Wingo argued that lotteries have failed to solve budget shortfalls in other states while preying upon poor residents’ hopes of striking it rich with a winning ticket.
Supporters contended Alabama is bordered on three sides by states with lotteries and is getting no benefit from the tickets Alabama residents travel across state lines every day to buy.
“I can tell you for a fact that thousands — and I’m talking about thousands of people up in my area — go over to Tennessee and they buy tickets,” said Rep. Kerry Rich, R-Albertville.
House members made minor changes to the bill, including defining the lottery as paper tickets — an attempt to prohibit electronic lottery terminals — and earmarking a small sliver of lottery proceeds to rural fire departments. Lawmakers voted down other attempts to broadly change the bill to allow casino gambling or steer more lottery proceeds to education.
The final vote came after hours of nervous counting from both sides trying to gauge support.
The governor projected a lottery would raise $225 million each year. The bill would steer 10 percent of proceeds to education and 90 percent to the general fund budget, with the first $100 million specifically going to the Alabama Medicaid Agency.
Bentley is seeking the first statewide referendum on a lottery since 1999 when voters rejected a lottery proposed by then-Gov. Don Siegelman.
Tensions were high over some of the tactics as the House began debate. The front desk of the House was jammed with telephone calls after Bentley gave out his Capitol office phone number and urged people to get in touch with their legislator. A pamphlet anonymously distributed to lawmakers in violation of House rules said the state risked losing God’s blessing. The debate found its way into the day’s opening prayer as Rep. Thomas Jackson, D-Thomasville, said outsiders were trying to block a vote on a lottery. “God is watching and Jesus knows the evil that is going on in your heart, and there is no escape if you deny the least of these the opportunity,” Jackson said.
Supporters were aiming to get the measure on the Nov. 8 ballot, hoping to persuade Secretary of State John Merrill to add the measure if it wins final approval.
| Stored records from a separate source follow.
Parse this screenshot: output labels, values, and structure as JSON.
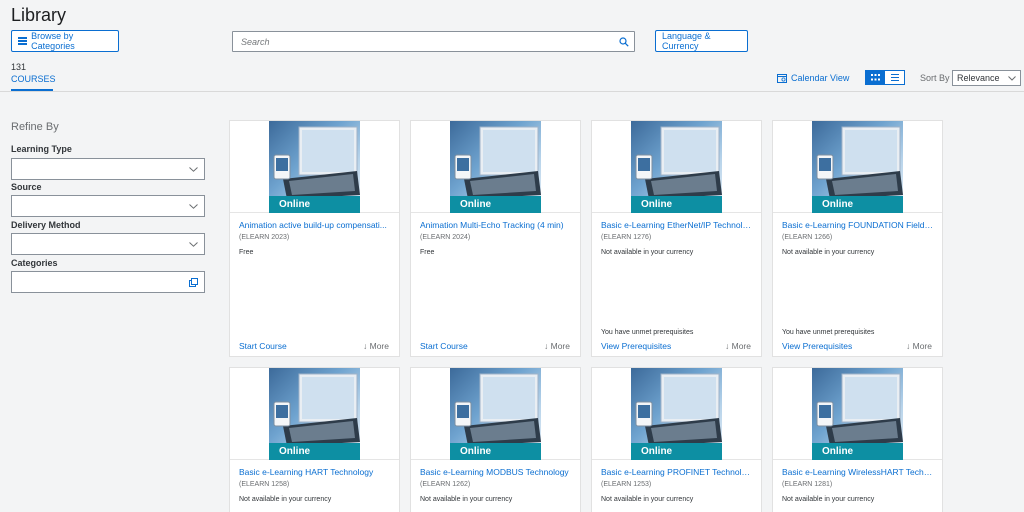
{
  "page": {
    "title": "Library"
  },
  "toolbar": {
    "browse_label": "Browse by Categories",
    "search_placeholder": "Search",
    "language_label": "Language & Currency"
  },
  "results": {
    "count": "131",
    "label": "COURSES"
  },
  "view": {
    "calendar_label": "Calendar View",
    "sort_label": "Sort By",
    "sort_value": "Relevance"
  },
  "refine": {
    "title": "Refine By",
    "filters": [
      {
        "label": "Learning Type"
      },
      {
        "label": "Source"
      },
      {
        "label": "Delivery Method"
      },
      {
        "label": "Categories"
      }
    ]
  },
  "colors": {
    "accent": "#0a6ed1",
    "badge": "#0d8fa3"
  },
  "courses": [
    {
      "badge": "Online",
      "title": "Animation active build-up compensati...",
      "code": "(ELEARN 2023)",
      "price": "Free",
      "note": "",
      "action": "Start Course",
      "more": "↓ More"
    },
    {
      "badge": "Online",
      "title": "Animation Multi-Echo Tracking (4 min)",
      "code": "(ELEARN 2024)",
      "price": "Free",
      "note": "",
      "action": "Start Course",
      "more": "↓ More"
    },
    {
      "badge": "Online",
      "title": "Basic e-Learning EtherNet/IP Technolo...",
      "code": "(ELEARN 1276)",
      "price": "Not available in your currency",
      "note": "You have unmet prerequisites",
      "action": "View Prerequisites",
      "more": "↓ More"
    },
    {
      "badge": "Online",
      "title": "Basic e-Learning FOUNDATION Fieldb...",
      "code": "(ELEARN 1266)",
      "price": "Not available in your currency",
      "note": "You have unmet prerequisites",
      "action": "View Prerequisites",
      "more": "↓ More"
    },
    {
      "badge": "Online",
      "title": "Basic e-Learning HART Technology",
      "code": "(ELEARN 1258)",
      "price": "Not available in your currency",
      "note": "",
      "action": "",
      "more": ""
    },
    {
      "badge": "Online",
      "title": "Basic e-Learning MODBUS Technology",
      "code": "(ELEARN 1262)",
      "price": "Not available in your currency",
      "note": "",
      "action": "",
      "more": ""
    },
    {
      "badge": "Online",
      "title": "Basic e-Learning PROFINET Technology",
      "code": "(ELEARN 1253)",
      "price": "Not available in your currency",
      "note": "",
      "action": "",
      "more": ""
    },
    {
      "badge": "Online",
      "title": "Basic e-Learning WirelessHART Techn...",
      "code": "(ELEARN 1281)",
      "price": "Not available in your currency",
      "note": "",
      "action": "",
      "more": ""
    }
  ]
}
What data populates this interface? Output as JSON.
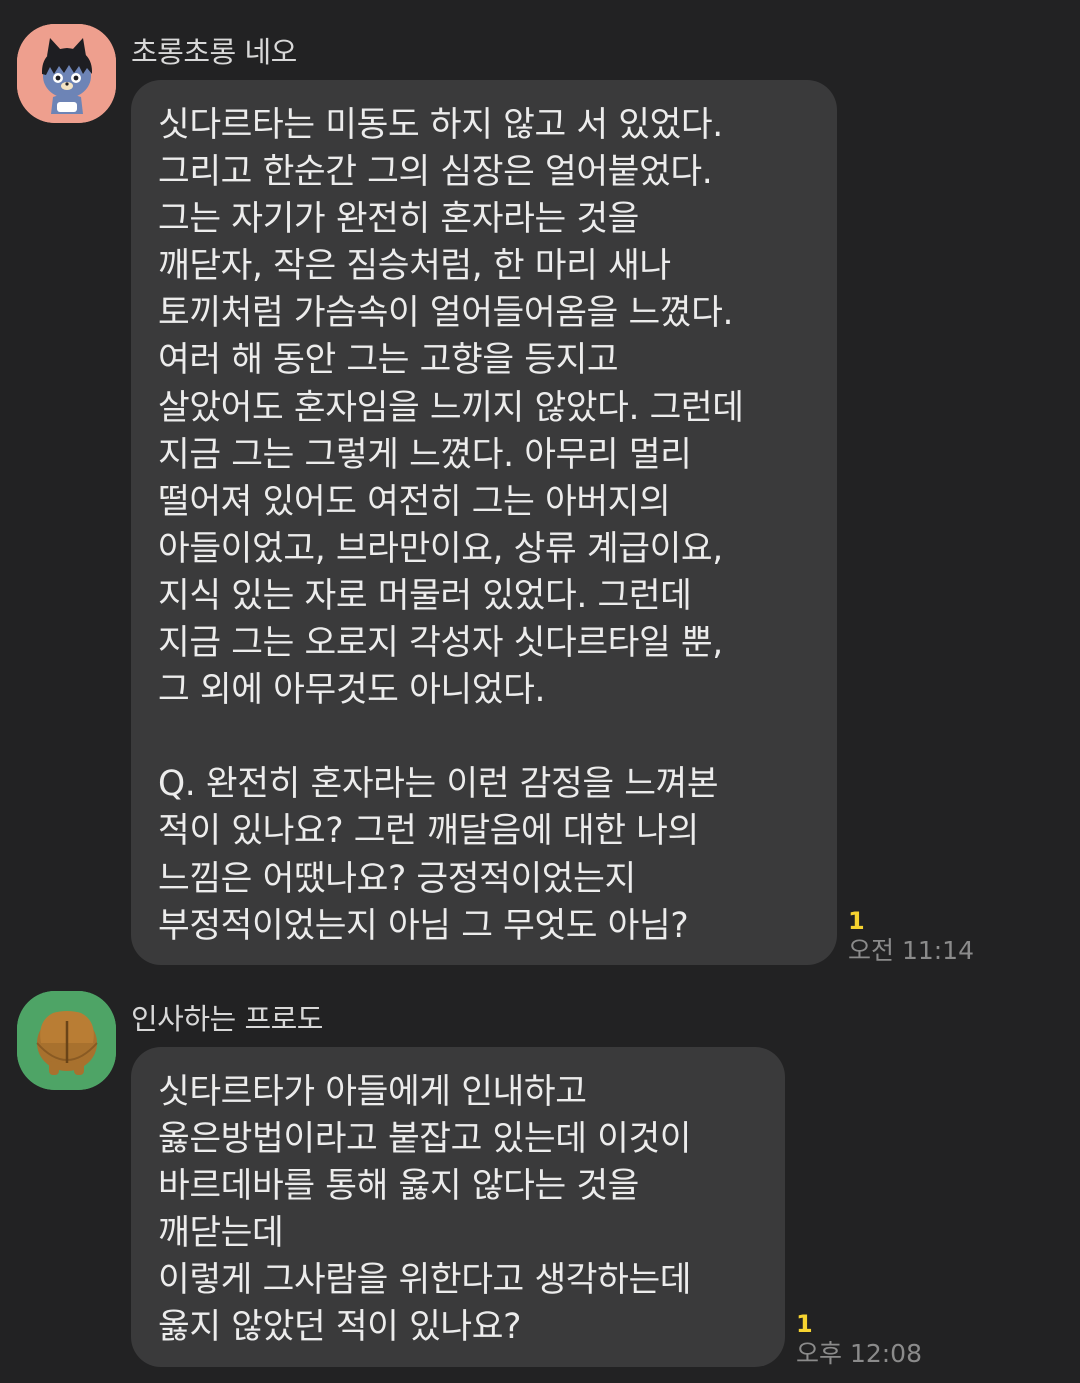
{
  "colors": {
    "background": "#222223",
    "bubble": "#3a3a3b",
    "unread_badge": "#f6d330",
    "timestamp": "#8b8b8b"
  },
  "messages": [
    {
      "sender": "초롱초롱 네오",
      "avatar_icon": "neo-character-avatar-icon",
      "text": "싯다르타는 미동도 하지 않고 서 있었다.\n그리고 한순간 그의 심장은 얼어붙었다.\n그는 자기가 완전히 혼자라는 것을\n깨닫자, 작은 짐승처럼, 한 마리 새나\n토끼처럼 가슴속이 얼어들어옴을 느꼈다.\n여러 해 동안 그는 고향을 등지고\n살았어도 혼자임을 느끼지 않았다. 그런데\n지금 그는 그렇게 느꼈다. 아무리 멀리\n떨어져 있어도 여전히 그는 아버지의\n아들이었고, 브라만이요, 상류 계급이요,\n지식 있는 자로 머물러 있었다. 그런데\n지금 그는 오로지 각성자 싯다르타일 뿐,\n그 외에 아무것도 아니었다.\n\nQ. 완전히 혼자라는 이런 감정을 느껴본\n적이 있나요? 그런 깨달음에 대한 나의\n느낌은 어땠나요? 긍정적이었는지\n부정적이었는지 아님 그 무엇도 아님?",
      "unread": "1",
      "time": "오전 11:14"
    },
    {
      "sender": "인사하는 프로도",
      "avatar_icon": "frodo-character-avatar-icon",
      "text": "싯타르타가 아들에게 인내하고\n옳은방법이라고 붙잡고 있는데 이것이\n바르데바를 통해 옳지 않다는 것을\n깨닫는데\n이렇게 그사람을 위한다고 생각하는데\n옳지 않았던 적이 있나요?",
      "unread": "1",
      "time": "오후 12:08"
    }
  ]
}
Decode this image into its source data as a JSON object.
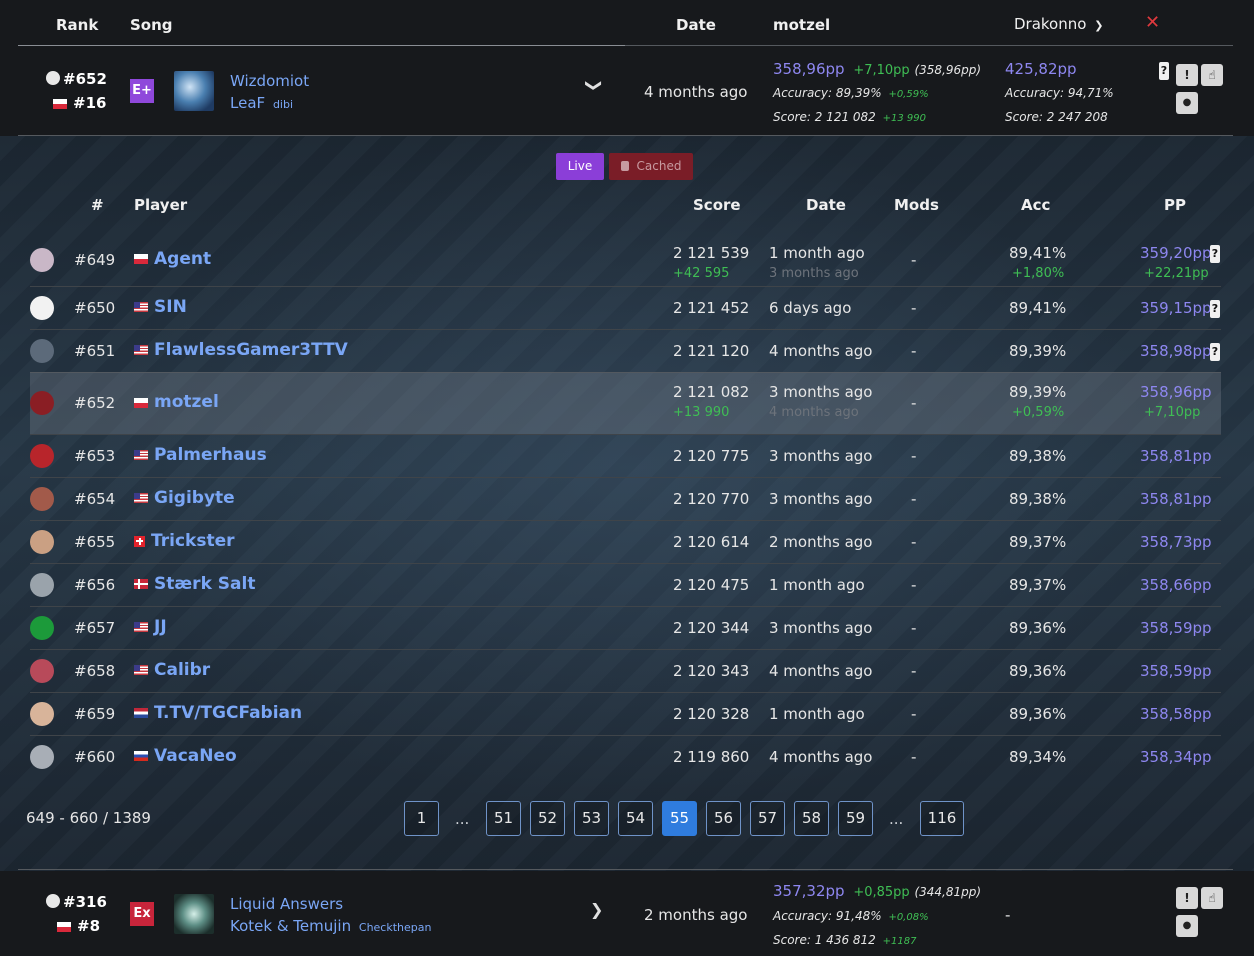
{
  "header": {
    "rank": "Rank",
    "song": "Song",
    "date": "Date",
    "player1": "motzel",
    "player2": "Drakonno",
    "close_icon": "close-x-icon"
  },
  "top_song": {
    "global_rank": "#652",
    "country_rank": "#16",
    "difficulty": "E+",
    "difficulty_color": "#8f48db",
    "title": "Wizdomiot",
    "artist": "LeaF",
    "mapper": "dibi",
    "date": "4 months ago",
    "p1": {
      "pp": "358,96pp",
      "pp_diff": "+7,10pp",
      "pp_prev": "(358,96pp)",
      "accuracy": "Accuracy: 89,39%",
      "acc_diff": "+0,59%",
      "score": "Score: 2 121 082",
      "score_diff": "+13 990"
    },
    "p2": {
      "pp": "425,82pp",
      "accuracy": "Accuracy: 94,71%",
      "score": "Score: 2 247 208"
    }
  },
  "toggle": {
    "live": "Live",
    "cached": "Cached"
  },
  "table": {
    "headers": {
      "num": "#",
      "player": "Player",
      "score": "Score",
      "date": "Date",
      "mods": "Mods",
      "acc": "Acc",
      "pp": "PP"
    },
    "rows": [
      {
        "rank": "#649",
        "flag": "pl",
        "name": "Agent",
        "score": "2 121 539",
        "score_sub": "+42 595",
        "date": "1 month ago",
        "date_sub": "3 months ago",
        "mods": "-",
        "acc": "89,41%",
        "acc_sub": "+1,80%",
        "pp": "359,20pp",
        "pp_sub": "+22,21pp",
        "q": "?"
      },
      {
        "rank": "#650",
        "flag": "us",
        "name": "SIN",
        "score": "2 121 452",
        "date": "6 days ago",
        "mods": "-",
        "acc": "89,41%",
        "pp": "359,15pp",
        "q": "?"
      },
      {
        "rank": "#651",
        "flag": "us",
        "name": "FlawlessGamer3TTV",
        "score": "2 121 120",
        "date": "4 months ago",
        "mods": "-",
        "acc": "89,39%",
        "pp": "358,98pp",
        "q": "?"
      },
      {
        "rank": "#652",
        "flag": "pl",
        "name": "motzel",
        "score": "2 121 082",
        "score_sub": "+13 990",
        "date": "3 months ago",
        "date_sub": "4 months ago",
        "mods": "-",
        "acc": "89,39%",
        "acc_sub": "+0,59%",
        "pp": "358,96pp",
        "pp_sub": "+7,10pp"
      },
      {
        "rank": "#653",
        "flag": "us",
        "name": "Palmerhaus",
        "score": "2 120 775",
        "date": "3 months ago",
        "mods": "-",
        "acc": "89,38%",
        "pp": "358,81pp"
      },
      {
        "rank": "#654",
        "flag": "us",
        "name": "Gigibyte",
        "score": "2 120 770",
        "date": "3 months ago",
        "mods": "-",
        "acc": "89,38%",
        "pp": "358,81pp"
      },
      {
        "rank": "#655",
        "flag": "ch",
        "name": "Trickster",
        "score": "2 120 614",
        "date": "2 months ago",
        "mods": "-",
        "acc": "89,37%",
        "pp": "358,73pp"
      },
      {
        "rank": "#656",
        "flag": "dk",
        "name": "Stærk Salt",
        "score": "2 120 475",
        "date": "1 month ago",
        "mods": "-",
        "acc": "89,37%",
        "pp": "358,66pp"
      },
      {
        "rank": "#657",
        "flag": "us",
        "name": "JJ",
        "score": "2 120 344",
        "date": "3 months ago",
        "mods": "-",
        "acc": "89,36%",
        "pp": "358,59pp"
      },
      {
        "rank": "#658",
        "flag": "us",
        "name": "Calibr",
        "score": "2 120 343",
        "date": "4 months ago",
        "mods": "-",
        "acc": "89,36%",
        "pp": "358,59pp"
      },
      {
        "rank": "#659",
        "flag": "nl",
        "name": "T.TV/TGCFabian",
        "score": "2 120 328",
        "date": "1 month ago",
        "mods": "-",
        "acc": "89,36%",
        "pp": "358,58pp"
      },
      {
        "rank": "#660",
        "flag": "ru",
        "name": "VacaNeo",
        "score": "2 119 860",
        "date": "4 months ago",
        "mods": "-",
        "acc": "89,34%",
        "pp": "358,34pp"
      }
    ]
  },
  "pagination": {
    "range": "649 - 660 / 1389",
    "pages": [
      "1",
      "...",
      "51",
      "52",
      "53",
      "54",
      "55",
      "56",
      "57",
      "58",
      "59",
      "...",
      "116"
    ],
    "active": "55"
  },
  "bottom_song": {
    "global_rank": "#316",
    "country_rank": "#8",
    "difficulty": "Ex",
    "difficulty_color": "#c8253b",
    "title": "Liquid Answers",
    "artist": "Kotek & Temujin",
    "mapper": "Checkthepan",
    "date": "2 months ago",
    "p1": {
      "pp": "357,32pp",
      "pp_diff": "+0,85pp",
      "pp_prev": "(344,81pp)",
      "accuracy": "Accuracy: 91,48%",
      "acc_diff": "+0,08%",
      "score": "Score: 1 436 812",
      "score_diff": "+1187"
    },
    "p2_empty": "-"
  }
}
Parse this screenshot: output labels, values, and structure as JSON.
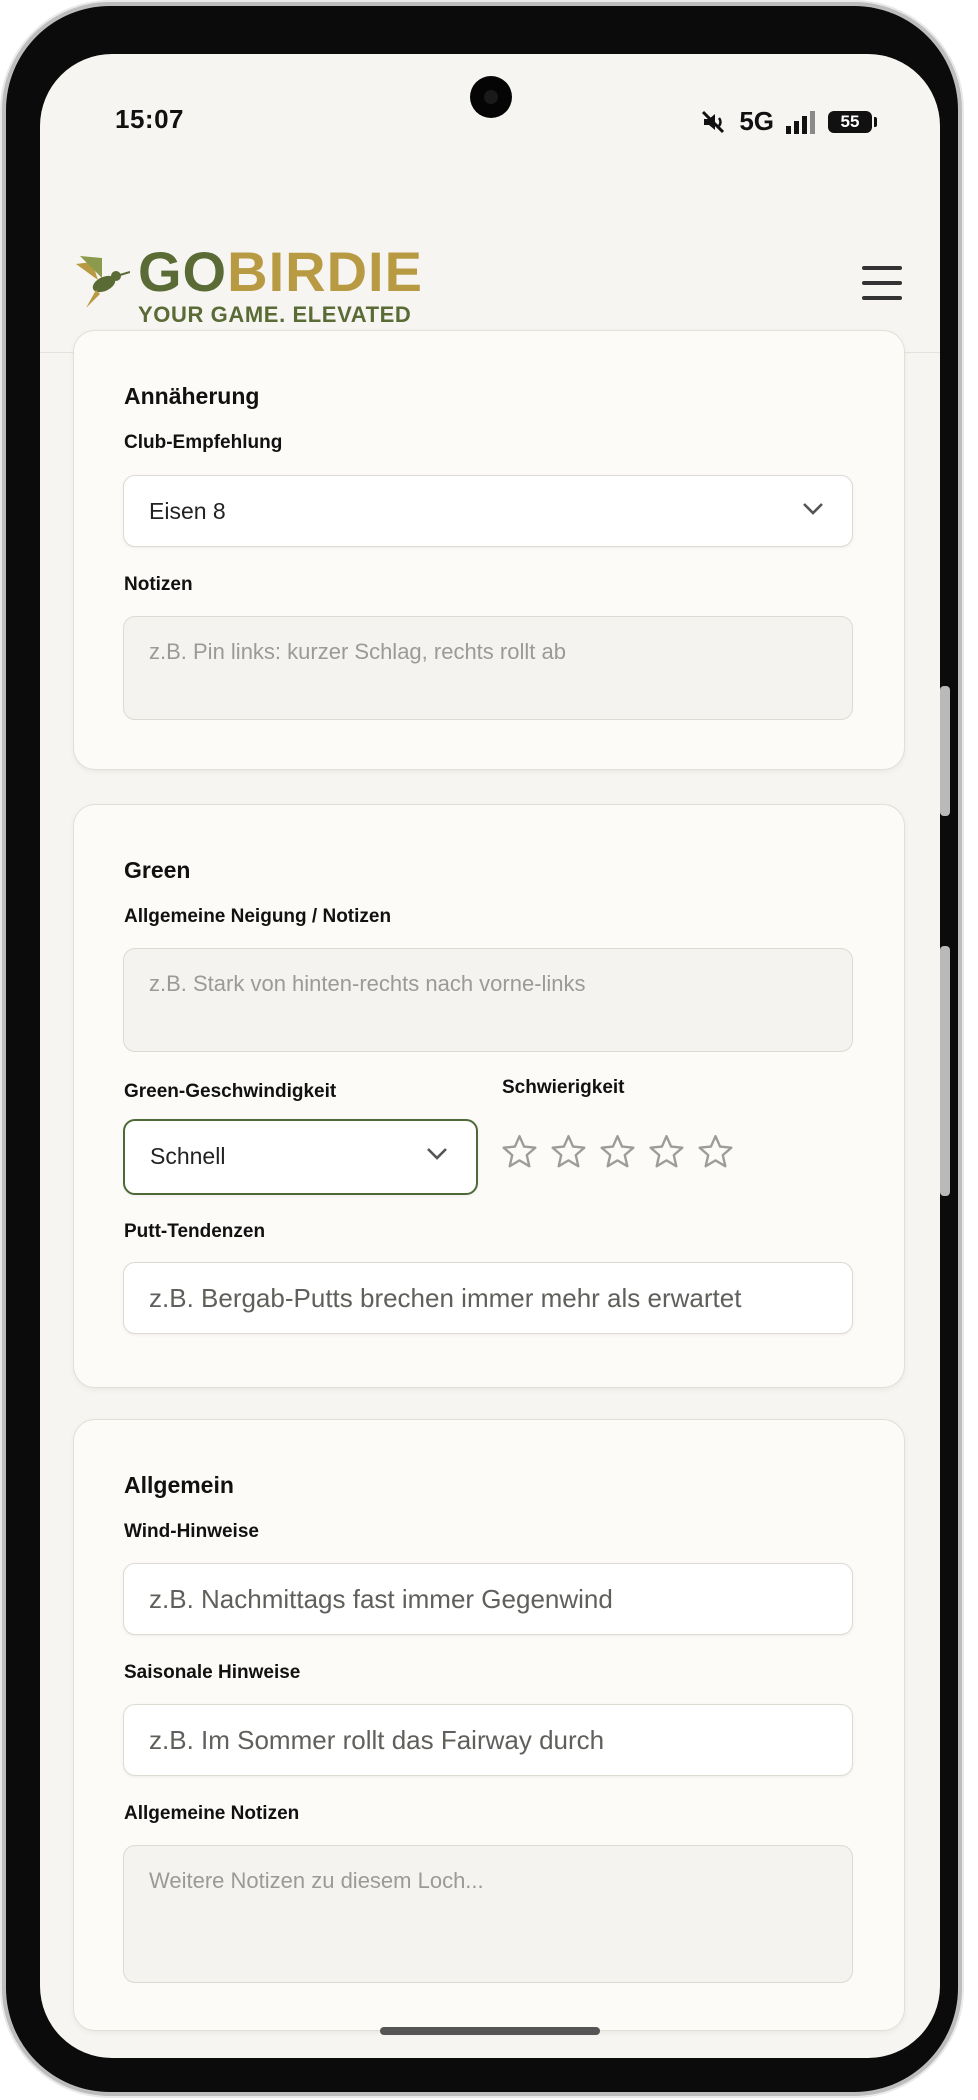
{
  "status_bar": {
    "time": "15:07",
    "network": "5G",
    "battery": "55"
  },
  "header": {
    "brand_go": "GO",
    "brand_birdie": "BIRDIE",
    "tagline": "YOUR GAME. ELEVATED"
  },
  "approach": {
    "title": "Annäherung",
    "club_label": "Club-Empfehlung",
    "club_value": "Eisen 8",
    "notes_label": "Notizen",
    "notes_placeholder": "z.B. Pin links: kurzer Schlag, rechts rollt ab"
  },
  "green": {
    "title": "Green",
    "slope_label": "Allgemeine Neigung / Notizen",
    "slope_placeholder": "z.B. Stark von hinten-rechts nach vorne-links",
    "speed_label": "Green-Geschwindigkeit",
    "speed_value": "Schnell",
    "difficulty_label": "Schwierigkeit",
    "difficulty_rating": 0,
    "difficulty_max": 5,
    "putt_label": "Putt-Tendenzen",
    "putt_placeholder": "z.B. Bergab-Putts brechen immer mehr als erwartet"
  },
  "general": {
    "title": "Allgemein",
    "wind_label": "Wind-Hinweise",
    "wind_placeholder": "z.B. Nachmittags fast immer Gegenwind",
    "season_label": "Saisonale Hinweise",
    "season_placeholder": "z.B. Im Sommer rollt das Fairway durch",
    "notes_label": "Allgemeine Notizen",
    "notes_placeholder": "Weitere Notizen zu diesem Loch..."
  },
  "colors": {
    "brand_green": "#5a6b35",
    "brand_gold": "#b89a42",
    "active_border": "#4d6a36"
  }
}
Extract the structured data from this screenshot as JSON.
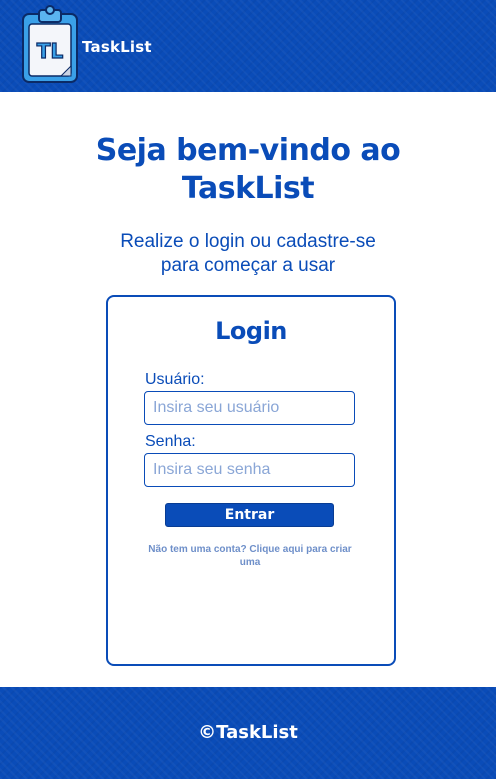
{
  "colors": {
    "primary": "#0a4cb8",
    "link": "#6e8fc9",
    "background": "#ffffff"
  },
  "header": {
    "logo_icon": "clipboard-tl-logo",
    "logo_text": "TL",
    "brand": "TaskList"
  },
  "hero": {
    "title_line1": "Seja bem-vindo ao",
    "title_line2": "TaskList",
    "subtitle_line1": "Realize o login ou cadastre-se",
    "subtitle_line2": "para começar a usar"
  },
  "login": {
    "title": "Login",
    "username_label": "Usuário:",
    "username_value": "",
    "username_placeholder": "Insira seu usuário",
    "password_label": "Senha:",
    "password_value": "",
    "password_placeholder": "Insira seu senha",
    "submit_label": "Entrar",
    "signup_link": "Não tem uma conta? Clique aqui para criar uma"
  },
  "footer": {
    "copyright": "©TaskList"
  }
}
Merrill said the Wednesday deadline had passed, but Attorney General Luther Strange said Merrill had the discretion to add it through Friday.
Bentley said other issues, including another constitutional amendment that could preserve the legality of some local laws, might persuade Merrill to accept ballot changes.